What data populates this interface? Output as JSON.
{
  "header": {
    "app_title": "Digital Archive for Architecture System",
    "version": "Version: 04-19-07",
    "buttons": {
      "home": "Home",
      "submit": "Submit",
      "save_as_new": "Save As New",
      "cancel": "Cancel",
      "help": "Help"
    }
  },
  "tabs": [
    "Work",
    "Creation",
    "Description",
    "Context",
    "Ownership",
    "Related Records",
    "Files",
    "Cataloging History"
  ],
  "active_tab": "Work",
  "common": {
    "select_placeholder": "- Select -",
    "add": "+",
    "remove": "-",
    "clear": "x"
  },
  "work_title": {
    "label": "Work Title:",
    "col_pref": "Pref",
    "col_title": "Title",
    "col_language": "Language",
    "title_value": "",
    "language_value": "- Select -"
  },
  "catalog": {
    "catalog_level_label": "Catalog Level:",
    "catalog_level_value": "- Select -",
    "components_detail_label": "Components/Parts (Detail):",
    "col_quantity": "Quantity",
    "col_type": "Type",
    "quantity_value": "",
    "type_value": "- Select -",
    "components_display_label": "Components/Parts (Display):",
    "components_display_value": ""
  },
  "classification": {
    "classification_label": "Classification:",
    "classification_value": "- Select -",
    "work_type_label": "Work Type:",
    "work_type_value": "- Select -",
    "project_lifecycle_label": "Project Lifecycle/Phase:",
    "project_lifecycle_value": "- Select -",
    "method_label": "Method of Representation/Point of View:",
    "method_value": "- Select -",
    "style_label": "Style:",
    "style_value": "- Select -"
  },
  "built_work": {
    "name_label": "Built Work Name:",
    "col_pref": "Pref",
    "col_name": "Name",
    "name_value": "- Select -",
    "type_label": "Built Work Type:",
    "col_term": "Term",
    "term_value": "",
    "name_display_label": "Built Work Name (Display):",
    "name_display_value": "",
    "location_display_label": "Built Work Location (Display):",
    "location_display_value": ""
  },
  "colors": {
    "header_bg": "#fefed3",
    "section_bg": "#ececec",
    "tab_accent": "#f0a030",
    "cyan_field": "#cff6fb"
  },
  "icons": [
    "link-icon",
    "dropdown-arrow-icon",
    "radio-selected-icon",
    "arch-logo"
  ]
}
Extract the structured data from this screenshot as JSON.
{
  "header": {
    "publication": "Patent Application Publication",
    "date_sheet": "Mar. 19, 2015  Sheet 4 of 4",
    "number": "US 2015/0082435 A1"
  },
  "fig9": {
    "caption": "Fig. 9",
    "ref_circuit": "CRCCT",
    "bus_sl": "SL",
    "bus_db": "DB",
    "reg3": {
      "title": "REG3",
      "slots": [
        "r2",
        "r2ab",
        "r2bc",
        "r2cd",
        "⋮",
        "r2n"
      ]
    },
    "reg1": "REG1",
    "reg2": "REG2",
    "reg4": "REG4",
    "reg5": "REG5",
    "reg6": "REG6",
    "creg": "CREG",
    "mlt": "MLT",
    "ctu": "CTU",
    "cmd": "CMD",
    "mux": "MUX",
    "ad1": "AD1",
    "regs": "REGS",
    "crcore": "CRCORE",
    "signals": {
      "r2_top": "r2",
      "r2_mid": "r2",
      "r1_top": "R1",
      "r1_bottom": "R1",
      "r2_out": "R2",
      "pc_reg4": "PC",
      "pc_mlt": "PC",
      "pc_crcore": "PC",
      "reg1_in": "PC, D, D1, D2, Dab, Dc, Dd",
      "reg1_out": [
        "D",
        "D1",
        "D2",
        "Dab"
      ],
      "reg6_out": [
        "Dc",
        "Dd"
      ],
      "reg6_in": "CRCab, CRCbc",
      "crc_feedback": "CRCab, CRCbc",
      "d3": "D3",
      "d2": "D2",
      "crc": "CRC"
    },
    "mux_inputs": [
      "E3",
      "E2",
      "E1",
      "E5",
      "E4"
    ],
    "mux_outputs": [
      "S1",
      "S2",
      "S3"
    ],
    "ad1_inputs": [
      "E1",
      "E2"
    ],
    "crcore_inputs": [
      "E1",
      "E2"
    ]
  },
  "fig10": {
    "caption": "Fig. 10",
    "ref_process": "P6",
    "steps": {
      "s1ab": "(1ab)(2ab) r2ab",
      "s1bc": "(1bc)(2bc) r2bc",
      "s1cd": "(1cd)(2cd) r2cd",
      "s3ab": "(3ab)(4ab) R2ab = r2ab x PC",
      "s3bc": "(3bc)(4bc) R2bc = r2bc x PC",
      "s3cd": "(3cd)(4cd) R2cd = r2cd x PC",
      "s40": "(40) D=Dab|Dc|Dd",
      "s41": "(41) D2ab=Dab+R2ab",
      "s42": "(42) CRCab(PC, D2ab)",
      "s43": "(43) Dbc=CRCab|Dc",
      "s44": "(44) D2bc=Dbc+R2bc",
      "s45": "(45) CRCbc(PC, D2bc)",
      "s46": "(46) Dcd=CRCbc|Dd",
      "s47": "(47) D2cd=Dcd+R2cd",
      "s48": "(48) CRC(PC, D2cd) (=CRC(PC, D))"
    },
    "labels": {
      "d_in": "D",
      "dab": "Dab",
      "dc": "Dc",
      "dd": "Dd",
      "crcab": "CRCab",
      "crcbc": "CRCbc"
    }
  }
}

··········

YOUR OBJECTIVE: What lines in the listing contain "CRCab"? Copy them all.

FINISHED EXERCISE:
      "reg6_in": "CRCab, CRCbc",
      "crc_feedback": "CRCab, CRCbc",
      "s42": "(42) CRCab(PC, D2ab)",
      "s43": "(43) Dbc=CRCab|Dc",
      "crcab": "CRCab",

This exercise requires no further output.